• _WORK ITEM_: Go through the listing and set it down exactly, leaving out its pictures.

• _RECORDS_:

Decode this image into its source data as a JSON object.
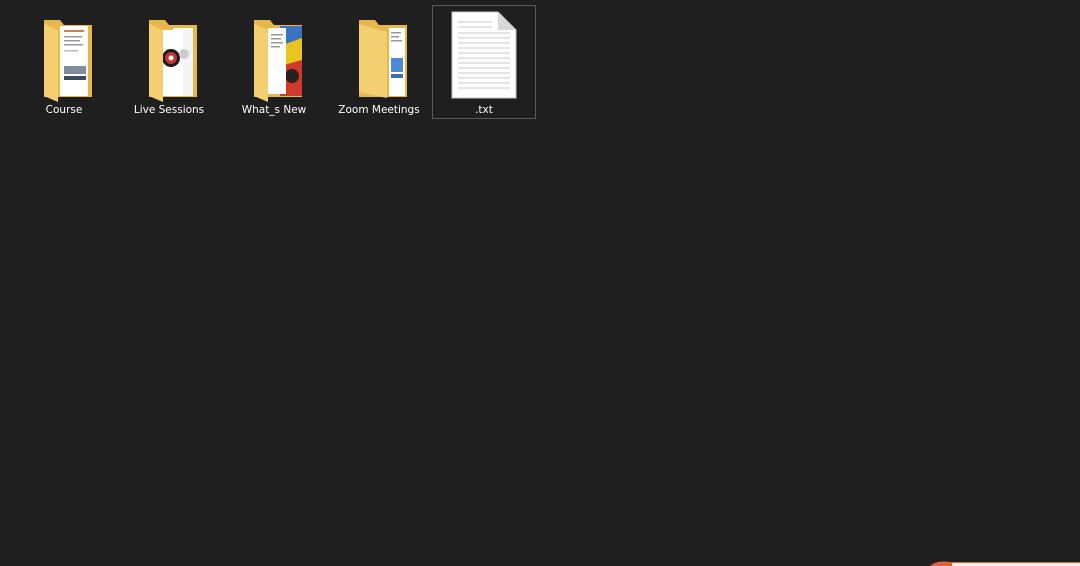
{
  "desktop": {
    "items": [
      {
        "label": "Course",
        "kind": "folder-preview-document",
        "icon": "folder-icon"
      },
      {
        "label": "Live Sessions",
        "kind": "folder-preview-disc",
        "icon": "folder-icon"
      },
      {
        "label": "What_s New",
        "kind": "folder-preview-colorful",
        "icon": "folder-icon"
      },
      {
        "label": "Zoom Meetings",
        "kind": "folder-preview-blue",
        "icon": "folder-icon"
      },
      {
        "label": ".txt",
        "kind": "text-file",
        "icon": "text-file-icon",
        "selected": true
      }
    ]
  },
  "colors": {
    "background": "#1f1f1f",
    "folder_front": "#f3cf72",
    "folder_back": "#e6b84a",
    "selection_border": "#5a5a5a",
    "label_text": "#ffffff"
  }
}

• _RESPONSE TO THIS EXERCISE_:
Decode this image into its source data as a JSON object.
{
  "desktop": {
    "items": [
      {
        "label": "Course",
        "kind": "folder-preview-document",
        "icon": "folder-icon"
      },
      {
        "label": "Live Sessions",
        "kind": "folder-preview-disc",
        "icon": "folder-icon"
      },
      {
        "label": "What_s New",
        "kind": "folder-preview-colorful",
        "icon": "folder-icon"
      },
      {
        "label": "Zoom Meetings",
        "kind": "folder-preview-blue",
        "icon": "folder-icon"
      },
      {
        "label": ".txt",
        "kind": "text-file",
        "icon": "text-file-icon",
        "selected": true
      }
    ]
  },
  "colors": {
    "background": "#1f1f1f",
    "folder_front": "#f3cf72",
    "folder_back": "#e6b84a",
    "selection_border": "#5a5a5a",
    "label_text": "#ffffff"
  }
}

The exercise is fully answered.